Danish architecture studio EFFEKT has planted hundreds of pine seedlings around seven architectural models at the Venice Architecture Biennale using a hydroponics system that’s remote-controlled from Copenhagen. Source: Dezeen

The installation is called Ego to Eco and responds to the biennale’s theme, a question posed by the Venice Architecture Biennale’s 2021 curator Hashim Sarkis: How will we live together?

The seven models represent different research and design projects by EFFEKT that the studio feels answers this theme.

EFFEKT planted 1200 one-year-old trees of four different species for the exhibition –  Scots Pine (Pinus Sylvestris), Norway Spruce (Picea Abies), Sitka Spruce (Pinus Sitchensisa) and Hybrid Larch (Larix Eurolepis).

These seedlings sit in a hydroponic growing system that circulates water and nutrients around their roots. Hydroponics is a system of horticulture that grows plants without using soil.

Excess water drains into a tank below the planter that holds the system, called a grow table.

Sensors monitoring the pressure, humidity, and temperature allow EFFEKT to monitor and control the system in real-time from their office back in Copenhagen.

The trees will grow in the exhibition hall at the Venice Architecture Biennale for six months.
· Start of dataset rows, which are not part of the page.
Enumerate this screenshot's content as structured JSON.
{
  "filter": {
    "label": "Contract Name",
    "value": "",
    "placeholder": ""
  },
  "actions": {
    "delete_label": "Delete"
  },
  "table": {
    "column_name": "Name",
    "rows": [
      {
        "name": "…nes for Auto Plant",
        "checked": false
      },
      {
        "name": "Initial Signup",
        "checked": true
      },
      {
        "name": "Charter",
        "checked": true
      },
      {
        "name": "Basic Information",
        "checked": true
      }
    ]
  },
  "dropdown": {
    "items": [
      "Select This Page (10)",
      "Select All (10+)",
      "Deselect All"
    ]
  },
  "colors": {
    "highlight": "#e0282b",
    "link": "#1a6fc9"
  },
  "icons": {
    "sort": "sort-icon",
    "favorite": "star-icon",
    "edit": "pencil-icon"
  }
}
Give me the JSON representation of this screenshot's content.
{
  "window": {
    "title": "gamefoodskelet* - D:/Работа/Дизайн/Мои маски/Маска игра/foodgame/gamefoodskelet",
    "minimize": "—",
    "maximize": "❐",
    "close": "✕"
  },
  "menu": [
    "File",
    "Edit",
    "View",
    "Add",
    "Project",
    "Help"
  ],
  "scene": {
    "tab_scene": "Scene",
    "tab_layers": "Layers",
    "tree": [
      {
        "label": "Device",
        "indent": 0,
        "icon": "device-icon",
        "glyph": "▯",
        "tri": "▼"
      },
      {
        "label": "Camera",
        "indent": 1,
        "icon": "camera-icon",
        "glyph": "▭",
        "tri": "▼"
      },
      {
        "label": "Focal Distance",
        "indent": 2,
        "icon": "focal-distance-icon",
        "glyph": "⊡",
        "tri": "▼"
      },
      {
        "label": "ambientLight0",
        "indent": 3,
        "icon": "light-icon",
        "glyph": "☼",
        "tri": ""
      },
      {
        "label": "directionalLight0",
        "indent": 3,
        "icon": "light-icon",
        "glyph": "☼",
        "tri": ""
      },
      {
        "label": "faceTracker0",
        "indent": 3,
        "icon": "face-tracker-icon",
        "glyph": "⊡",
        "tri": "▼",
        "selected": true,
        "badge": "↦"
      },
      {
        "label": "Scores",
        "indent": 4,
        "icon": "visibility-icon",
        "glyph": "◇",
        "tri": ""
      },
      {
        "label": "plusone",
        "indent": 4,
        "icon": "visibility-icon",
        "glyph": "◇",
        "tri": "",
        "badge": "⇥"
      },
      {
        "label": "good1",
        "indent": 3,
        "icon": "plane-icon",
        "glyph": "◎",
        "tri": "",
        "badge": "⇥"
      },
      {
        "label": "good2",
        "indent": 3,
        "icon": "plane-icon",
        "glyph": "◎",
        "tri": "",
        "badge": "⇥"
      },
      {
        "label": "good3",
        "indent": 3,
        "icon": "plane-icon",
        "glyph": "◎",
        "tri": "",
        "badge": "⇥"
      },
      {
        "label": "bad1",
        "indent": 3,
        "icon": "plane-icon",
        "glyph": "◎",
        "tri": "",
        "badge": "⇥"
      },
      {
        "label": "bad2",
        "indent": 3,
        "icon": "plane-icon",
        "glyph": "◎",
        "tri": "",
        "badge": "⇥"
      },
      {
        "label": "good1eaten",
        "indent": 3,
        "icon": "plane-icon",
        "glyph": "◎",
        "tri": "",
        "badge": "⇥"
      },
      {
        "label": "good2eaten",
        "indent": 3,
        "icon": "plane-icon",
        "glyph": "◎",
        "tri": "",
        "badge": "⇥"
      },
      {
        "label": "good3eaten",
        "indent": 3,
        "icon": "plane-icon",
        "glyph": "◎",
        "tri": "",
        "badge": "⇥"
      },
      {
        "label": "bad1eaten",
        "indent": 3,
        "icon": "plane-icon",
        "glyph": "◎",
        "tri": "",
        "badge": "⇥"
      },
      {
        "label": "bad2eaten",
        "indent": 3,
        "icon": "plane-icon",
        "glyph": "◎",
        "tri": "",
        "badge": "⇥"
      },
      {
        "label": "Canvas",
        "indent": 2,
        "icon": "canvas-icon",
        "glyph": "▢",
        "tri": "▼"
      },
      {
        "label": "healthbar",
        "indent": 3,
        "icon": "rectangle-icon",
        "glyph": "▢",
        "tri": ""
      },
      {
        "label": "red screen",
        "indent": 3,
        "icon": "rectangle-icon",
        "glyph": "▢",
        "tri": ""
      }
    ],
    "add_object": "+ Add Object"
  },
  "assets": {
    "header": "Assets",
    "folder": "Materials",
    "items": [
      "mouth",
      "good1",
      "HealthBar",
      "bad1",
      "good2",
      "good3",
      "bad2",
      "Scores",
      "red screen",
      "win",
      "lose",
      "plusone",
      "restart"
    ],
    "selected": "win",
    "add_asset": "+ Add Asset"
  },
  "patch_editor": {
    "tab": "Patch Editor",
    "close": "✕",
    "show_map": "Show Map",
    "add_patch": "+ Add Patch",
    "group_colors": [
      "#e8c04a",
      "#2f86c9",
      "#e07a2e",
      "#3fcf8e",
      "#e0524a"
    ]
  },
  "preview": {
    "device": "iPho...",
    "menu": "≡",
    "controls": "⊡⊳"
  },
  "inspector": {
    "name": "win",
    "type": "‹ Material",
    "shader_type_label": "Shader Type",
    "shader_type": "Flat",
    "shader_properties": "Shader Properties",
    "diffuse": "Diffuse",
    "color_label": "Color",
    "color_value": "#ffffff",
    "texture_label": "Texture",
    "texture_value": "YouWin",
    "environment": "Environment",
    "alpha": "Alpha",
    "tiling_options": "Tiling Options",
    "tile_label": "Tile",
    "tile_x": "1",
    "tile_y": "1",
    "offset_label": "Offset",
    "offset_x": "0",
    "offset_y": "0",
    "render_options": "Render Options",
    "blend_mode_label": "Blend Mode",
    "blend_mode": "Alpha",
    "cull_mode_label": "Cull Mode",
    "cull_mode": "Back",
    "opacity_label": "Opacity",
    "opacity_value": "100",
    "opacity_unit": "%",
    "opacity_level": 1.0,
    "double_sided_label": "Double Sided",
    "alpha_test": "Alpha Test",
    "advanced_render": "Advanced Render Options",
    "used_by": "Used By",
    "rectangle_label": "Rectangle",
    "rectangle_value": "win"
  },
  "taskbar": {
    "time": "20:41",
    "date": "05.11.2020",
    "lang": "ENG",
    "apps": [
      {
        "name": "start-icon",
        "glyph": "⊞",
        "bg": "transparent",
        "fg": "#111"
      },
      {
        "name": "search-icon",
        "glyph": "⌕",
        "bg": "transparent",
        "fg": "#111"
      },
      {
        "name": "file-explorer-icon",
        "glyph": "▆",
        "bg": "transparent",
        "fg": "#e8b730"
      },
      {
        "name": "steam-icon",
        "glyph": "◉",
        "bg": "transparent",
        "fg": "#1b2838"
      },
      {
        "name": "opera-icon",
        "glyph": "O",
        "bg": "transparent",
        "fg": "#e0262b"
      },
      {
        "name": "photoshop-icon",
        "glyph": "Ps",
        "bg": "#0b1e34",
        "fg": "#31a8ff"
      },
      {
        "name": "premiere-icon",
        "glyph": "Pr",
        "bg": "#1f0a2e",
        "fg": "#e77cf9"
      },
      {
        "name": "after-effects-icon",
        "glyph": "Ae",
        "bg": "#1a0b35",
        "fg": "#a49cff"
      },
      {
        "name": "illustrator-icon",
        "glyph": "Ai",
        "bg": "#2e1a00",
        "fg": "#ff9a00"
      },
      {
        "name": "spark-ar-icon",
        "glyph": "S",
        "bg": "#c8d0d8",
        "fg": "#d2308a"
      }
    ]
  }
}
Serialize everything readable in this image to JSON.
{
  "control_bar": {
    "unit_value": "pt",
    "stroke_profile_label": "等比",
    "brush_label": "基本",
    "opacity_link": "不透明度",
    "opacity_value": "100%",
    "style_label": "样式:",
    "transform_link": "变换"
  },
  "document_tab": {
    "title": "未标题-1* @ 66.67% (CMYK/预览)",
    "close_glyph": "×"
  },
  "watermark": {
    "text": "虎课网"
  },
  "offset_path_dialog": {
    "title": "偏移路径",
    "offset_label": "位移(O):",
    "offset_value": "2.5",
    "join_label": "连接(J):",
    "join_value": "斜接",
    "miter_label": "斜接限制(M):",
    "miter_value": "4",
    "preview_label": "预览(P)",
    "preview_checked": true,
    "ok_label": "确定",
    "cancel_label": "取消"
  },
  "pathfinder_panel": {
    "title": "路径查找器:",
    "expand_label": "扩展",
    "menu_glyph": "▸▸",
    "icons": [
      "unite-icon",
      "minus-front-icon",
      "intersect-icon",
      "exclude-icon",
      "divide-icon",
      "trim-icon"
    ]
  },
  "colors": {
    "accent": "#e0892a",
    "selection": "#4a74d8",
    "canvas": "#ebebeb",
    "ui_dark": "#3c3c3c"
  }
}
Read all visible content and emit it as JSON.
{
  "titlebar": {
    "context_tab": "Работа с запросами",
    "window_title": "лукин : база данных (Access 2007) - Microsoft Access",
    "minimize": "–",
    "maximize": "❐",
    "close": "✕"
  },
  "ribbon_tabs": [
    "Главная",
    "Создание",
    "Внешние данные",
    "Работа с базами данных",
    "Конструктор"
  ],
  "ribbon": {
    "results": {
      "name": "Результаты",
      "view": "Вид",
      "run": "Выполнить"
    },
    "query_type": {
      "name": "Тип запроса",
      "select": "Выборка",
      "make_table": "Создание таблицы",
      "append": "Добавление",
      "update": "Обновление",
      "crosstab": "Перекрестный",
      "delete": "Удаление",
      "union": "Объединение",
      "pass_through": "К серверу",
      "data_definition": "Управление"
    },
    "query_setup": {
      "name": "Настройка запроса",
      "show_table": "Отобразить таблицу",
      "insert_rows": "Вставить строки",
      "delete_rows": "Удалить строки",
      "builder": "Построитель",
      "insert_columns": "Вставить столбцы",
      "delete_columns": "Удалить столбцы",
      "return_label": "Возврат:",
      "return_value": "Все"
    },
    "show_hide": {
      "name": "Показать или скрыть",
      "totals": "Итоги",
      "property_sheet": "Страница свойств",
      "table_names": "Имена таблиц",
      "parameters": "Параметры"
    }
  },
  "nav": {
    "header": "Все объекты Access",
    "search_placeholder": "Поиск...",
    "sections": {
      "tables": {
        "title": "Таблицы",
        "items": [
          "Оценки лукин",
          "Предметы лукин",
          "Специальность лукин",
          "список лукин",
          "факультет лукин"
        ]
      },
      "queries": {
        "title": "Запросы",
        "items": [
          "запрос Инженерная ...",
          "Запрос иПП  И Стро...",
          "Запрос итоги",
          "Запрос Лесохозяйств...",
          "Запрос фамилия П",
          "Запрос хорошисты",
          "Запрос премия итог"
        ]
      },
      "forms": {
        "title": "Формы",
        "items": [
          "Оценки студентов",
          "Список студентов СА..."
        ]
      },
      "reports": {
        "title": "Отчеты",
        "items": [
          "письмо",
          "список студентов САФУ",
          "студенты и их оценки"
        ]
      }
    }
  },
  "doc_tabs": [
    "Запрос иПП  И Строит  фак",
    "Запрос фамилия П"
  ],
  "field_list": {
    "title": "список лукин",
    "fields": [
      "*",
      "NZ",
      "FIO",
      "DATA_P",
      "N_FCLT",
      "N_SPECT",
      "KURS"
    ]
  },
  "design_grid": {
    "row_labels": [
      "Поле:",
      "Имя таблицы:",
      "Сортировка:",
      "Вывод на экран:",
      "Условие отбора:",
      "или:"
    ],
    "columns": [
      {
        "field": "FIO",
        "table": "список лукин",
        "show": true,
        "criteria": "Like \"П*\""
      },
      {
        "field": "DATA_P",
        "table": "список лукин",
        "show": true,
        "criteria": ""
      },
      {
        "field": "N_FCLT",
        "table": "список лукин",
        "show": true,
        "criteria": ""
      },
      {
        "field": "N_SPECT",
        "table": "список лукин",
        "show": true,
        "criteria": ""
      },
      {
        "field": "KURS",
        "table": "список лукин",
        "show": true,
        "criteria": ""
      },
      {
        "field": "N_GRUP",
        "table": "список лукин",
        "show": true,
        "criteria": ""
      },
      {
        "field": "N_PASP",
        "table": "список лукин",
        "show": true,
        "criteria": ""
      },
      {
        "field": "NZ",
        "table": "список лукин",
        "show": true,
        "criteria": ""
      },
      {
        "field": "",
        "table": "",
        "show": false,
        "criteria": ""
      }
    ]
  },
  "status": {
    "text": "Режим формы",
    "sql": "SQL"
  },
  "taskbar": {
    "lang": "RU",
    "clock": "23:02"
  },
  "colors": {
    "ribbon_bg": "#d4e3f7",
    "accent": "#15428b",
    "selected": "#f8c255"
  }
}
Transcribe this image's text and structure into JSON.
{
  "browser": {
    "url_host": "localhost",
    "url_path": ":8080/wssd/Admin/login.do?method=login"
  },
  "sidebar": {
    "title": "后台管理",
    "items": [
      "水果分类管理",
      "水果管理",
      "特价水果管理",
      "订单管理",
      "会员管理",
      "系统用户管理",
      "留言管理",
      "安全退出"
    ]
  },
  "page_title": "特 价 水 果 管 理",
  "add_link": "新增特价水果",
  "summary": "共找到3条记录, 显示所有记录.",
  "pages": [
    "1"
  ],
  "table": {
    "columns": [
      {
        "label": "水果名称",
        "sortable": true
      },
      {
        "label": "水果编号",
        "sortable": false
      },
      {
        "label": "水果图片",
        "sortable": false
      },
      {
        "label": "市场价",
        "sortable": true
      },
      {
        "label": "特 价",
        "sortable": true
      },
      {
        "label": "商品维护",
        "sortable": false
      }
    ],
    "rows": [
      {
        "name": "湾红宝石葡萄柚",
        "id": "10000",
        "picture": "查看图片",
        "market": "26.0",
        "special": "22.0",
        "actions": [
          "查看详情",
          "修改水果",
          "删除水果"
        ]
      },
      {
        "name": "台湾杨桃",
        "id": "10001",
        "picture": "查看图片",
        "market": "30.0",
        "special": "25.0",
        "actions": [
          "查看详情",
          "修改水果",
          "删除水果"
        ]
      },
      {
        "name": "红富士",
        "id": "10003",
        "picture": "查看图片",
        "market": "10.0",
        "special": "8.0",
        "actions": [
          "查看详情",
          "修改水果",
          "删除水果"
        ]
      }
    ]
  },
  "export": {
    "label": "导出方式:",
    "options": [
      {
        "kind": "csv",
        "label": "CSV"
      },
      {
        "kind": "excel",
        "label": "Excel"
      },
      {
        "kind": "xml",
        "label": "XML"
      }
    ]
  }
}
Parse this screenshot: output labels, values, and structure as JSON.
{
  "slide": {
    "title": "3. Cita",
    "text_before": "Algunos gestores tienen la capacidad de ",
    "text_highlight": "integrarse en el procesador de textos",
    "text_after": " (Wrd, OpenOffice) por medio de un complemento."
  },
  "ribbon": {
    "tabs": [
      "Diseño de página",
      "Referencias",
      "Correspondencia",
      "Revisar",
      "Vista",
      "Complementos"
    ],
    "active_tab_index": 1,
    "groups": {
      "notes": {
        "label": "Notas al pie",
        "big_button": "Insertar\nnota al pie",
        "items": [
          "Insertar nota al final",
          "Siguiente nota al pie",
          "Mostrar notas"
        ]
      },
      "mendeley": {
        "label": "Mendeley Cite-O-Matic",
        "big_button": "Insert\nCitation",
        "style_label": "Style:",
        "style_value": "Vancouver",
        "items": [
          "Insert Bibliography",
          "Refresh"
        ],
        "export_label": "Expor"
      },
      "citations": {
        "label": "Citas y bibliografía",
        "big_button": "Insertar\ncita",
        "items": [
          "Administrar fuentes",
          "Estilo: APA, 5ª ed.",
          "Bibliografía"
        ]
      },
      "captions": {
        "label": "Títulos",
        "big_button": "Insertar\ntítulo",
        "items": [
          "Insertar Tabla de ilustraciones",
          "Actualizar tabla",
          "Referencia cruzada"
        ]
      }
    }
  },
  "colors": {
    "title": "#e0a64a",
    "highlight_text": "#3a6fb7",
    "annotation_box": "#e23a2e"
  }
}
After the biennale finishes, EFFEKT will take them back to Denmark and plant them as part of an urban reforestation project.

The studio estimates that these trees will be able to absorb over 1000 tons of carbon dioxide over the next 50 years.

“Ego to Eco is built upon the idea of creating an exhibition with a lasting positive impact,” said EFFEKT.

“Considering social, environmental and economic aspects of any project can help address some of the greatest challenges we face as a result of our human existence.”

Trees and nature have emerged as a major theme for the Venice Architecture Biennale 2021.